[App and web page records]
* * * *

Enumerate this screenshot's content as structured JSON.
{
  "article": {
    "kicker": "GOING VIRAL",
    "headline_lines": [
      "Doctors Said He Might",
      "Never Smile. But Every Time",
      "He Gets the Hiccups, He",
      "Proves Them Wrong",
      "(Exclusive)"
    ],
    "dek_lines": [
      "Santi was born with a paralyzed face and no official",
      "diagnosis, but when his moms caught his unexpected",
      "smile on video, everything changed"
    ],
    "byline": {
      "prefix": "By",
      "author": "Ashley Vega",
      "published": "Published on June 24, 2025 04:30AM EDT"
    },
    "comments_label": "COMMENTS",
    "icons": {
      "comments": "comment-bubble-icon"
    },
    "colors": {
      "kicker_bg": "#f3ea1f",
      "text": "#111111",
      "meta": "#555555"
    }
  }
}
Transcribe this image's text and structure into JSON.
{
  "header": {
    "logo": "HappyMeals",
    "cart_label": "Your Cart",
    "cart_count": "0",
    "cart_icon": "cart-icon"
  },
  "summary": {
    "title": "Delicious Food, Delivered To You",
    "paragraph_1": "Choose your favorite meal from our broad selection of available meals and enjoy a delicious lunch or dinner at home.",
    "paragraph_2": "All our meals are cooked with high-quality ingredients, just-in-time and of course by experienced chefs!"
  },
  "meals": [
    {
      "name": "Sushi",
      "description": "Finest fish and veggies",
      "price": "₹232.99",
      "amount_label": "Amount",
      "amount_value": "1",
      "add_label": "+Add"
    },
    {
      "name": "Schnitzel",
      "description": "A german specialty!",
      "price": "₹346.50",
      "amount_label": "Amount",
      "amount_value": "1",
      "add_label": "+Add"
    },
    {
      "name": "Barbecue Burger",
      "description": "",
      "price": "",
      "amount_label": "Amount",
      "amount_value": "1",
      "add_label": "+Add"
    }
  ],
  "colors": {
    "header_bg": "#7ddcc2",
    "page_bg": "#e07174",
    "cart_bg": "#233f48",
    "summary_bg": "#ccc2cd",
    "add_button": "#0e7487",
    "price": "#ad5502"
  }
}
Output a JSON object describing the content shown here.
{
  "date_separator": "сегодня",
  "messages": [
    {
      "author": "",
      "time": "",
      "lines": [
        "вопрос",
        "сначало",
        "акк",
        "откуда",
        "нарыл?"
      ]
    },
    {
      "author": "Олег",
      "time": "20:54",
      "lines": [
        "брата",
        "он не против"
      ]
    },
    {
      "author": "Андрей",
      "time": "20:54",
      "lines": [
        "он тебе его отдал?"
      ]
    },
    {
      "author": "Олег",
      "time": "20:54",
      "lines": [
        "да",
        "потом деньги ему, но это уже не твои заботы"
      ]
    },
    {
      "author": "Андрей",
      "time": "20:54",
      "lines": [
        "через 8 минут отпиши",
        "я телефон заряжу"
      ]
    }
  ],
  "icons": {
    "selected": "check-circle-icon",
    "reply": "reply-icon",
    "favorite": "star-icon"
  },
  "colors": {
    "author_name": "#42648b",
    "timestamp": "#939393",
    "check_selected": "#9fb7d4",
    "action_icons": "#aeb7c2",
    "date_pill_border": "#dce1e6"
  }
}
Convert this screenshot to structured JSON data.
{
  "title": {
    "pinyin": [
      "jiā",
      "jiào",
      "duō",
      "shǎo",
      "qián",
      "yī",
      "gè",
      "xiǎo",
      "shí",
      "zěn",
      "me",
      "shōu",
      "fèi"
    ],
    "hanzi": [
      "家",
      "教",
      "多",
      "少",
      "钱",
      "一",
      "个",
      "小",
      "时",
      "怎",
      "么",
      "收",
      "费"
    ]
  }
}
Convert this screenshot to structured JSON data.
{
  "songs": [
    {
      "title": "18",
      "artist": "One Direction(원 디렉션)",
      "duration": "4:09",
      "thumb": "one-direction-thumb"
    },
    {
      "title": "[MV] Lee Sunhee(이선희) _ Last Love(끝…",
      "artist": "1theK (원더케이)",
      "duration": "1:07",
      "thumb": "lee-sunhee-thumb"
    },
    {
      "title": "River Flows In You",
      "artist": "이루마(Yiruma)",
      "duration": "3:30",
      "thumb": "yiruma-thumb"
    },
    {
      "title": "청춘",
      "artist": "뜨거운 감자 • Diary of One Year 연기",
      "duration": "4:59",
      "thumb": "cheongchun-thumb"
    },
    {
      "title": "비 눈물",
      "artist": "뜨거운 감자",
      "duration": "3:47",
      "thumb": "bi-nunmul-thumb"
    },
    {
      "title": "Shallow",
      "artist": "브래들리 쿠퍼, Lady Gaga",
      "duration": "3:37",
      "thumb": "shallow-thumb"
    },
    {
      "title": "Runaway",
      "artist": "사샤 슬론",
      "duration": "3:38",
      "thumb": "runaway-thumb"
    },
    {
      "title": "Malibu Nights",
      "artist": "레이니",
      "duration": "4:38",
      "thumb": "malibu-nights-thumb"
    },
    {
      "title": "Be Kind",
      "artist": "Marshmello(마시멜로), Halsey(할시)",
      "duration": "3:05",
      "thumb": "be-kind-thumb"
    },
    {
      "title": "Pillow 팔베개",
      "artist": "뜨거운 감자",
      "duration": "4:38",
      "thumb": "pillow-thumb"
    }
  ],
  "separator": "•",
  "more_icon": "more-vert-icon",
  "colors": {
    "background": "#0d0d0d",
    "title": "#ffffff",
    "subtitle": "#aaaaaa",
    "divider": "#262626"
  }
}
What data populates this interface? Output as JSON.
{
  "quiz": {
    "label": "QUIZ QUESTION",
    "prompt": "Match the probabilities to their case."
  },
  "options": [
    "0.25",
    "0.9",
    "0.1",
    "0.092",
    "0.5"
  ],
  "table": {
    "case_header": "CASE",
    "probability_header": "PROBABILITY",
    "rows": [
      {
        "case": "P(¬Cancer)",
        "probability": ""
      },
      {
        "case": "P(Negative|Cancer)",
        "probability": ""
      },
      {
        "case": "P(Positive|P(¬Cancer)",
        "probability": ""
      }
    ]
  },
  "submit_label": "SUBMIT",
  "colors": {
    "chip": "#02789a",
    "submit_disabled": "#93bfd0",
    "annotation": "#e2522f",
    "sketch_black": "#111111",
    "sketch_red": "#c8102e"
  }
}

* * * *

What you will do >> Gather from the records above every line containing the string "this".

Solved exercise >>
Enumerate this screenshot's content as structured JSON.
Transcribe this image's text and structure into JSON.
Convert this screenshot to structured JSON data.
Convert this screenshot to structured JSON data.
What data populates this interface? Output as JSON.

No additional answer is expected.